But this week, and every week hereafter until the snow flies and turkeys roast, the Utes will take the field. And when they sprint onto a brand-spanking-new set of plastic turf this Saturday against the University of California, the lights will be shining brighter than ever.
ESPN’s vaunted College GameDay fiasco is, at this very moment, setting up shop in President’s Circle. By 6 p.m. on Friday evening, Utah fans will be pitching their tents, lying out their sleeping bags and consuming all sorts of liquids in preparation of the early morning GameDay broadcast. Legions of other Utah fans are buying up Sharpies to craft signs, many of which will target and defame the BYU Cougars, a team Utah isn’t even playing this year.
The universe is in balance.
But Utah’s rise to the soaring echelons of collegiate football hasn’t always come so easy. During the 2004-05 season, with Urban Meyer at the reins and quarterback Alex Smith behind center, the Utes destroyed Texas A&M and Arizona in nonconference matchups, then tore through the Mountain West Conference like rabid conquerors. Even with this dominant team, it took Utah 13 weeks to arrive at its No. 5 ranking.
Utah’s other undefeated team, the 2008 squad led by quarterback Brian Johnson, squeaked through the season on pure grit and luck. And even with a 12-0 record, the best ranking the Utes received in the AP poll during the regular season was No. 6.
The biggest difference between 2015 and these past Utah squads is the Utes’ acceptance into the Pacific 12 Conference, a club that is clearly a notch above the Mountain West when it comes to fielding solid football teams.
But the question that looms over this Utah football team that beat Utah State by 10 points and did almost everything in its power to lose to Michigan in the final four minutes of the season opener, is whether it is anywhere near as good as its ranking would suggest.
This is the first time Utah has had to deal with this question, and battle through the bog of high expectations and national speculation. In 2004 and 2008, Utah players, coaches and fans knew they had something special. And by the time the end of those seasons rolled around, with Utah ranked in the single digits, there was no question that the Utes were bruisers. In 2008, after Utah dismantled Alabama, the only person in the country who seemed truly stunned was Crimson Tide coach Nick Saban.
Given Utah’s stout tradition of having to earn every bit of respect it can get from pollsters and pundits, the past two weeks since Utah finished off Oregon have seemed a bit strange. Where Utah once received a single slot higher in the rankings for every two wins, Utah now moves up five spots on a week when it doesn’t play.
Can Utah survive the Pac-12 schedule that lies ahead, with teams like UCLA, USC, Arizona, Arizona State remaining? No one knows.
The best thing to do is crack open some liquids and see if the Utes can make it through an undefeated California team—which, at 5-0, is ranked No. 23 and clearly hasn’t garnered the same level of hype as Utah.

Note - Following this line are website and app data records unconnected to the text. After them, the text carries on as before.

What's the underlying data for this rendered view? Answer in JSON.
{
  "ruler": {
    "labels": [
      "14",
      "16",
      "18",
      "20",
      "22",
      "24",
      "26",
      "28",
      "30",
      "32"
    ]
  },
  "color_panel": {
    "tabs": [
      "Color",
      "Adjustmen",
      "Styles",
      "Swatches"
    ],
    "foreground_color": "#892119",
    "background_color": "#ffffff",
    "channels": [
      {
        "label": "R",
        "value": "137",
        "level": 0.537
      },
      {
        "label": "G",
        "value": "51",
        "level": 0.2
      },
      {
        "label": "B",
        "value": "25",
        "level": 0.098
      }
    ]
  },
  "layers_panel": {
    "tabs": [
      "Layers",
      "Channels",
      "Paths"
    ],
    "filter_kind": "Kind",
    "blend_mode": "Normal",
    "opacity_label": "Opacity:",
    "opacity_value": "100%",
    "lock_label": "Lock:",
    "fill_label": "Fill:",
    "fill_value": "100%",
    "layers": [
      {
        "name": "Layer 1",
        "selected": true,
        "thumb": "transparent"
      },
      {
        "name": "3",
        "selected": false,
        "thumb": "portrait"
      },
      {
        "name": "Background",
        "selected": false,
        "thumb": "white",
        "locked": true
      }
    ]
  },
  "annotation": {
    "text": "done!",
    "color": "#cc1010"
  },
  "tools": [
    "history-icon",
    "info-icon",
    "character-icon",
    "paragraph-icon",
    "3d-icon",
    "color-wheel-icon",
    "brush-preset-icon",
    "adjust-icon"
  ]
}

If Utah does indeed manage to beat the snot out of California, a small dose of perspective will be in order. That fine 2004 Utah team finished the regular season ranked No. 5 with three undefeated teams—USC, Auburn and Oklahoma—ahead of it in the first three slots. Sitting comfortably at No. 4, with one loss, was California, one of those blasted members of a big-time club—the inclusion of which alone made it more deserving of a higher ranking and better than the Utes.
Utah helped write a history that showed the vagrancy in the Bowl Championship Series system of rankings. Now, whether it likes it or not, Utah is, for at least another day, the crowned jewel of the speculative system that it once loathed.
By November, Utah fans will know whether they prefer the Utes to be the underdog or the top dog.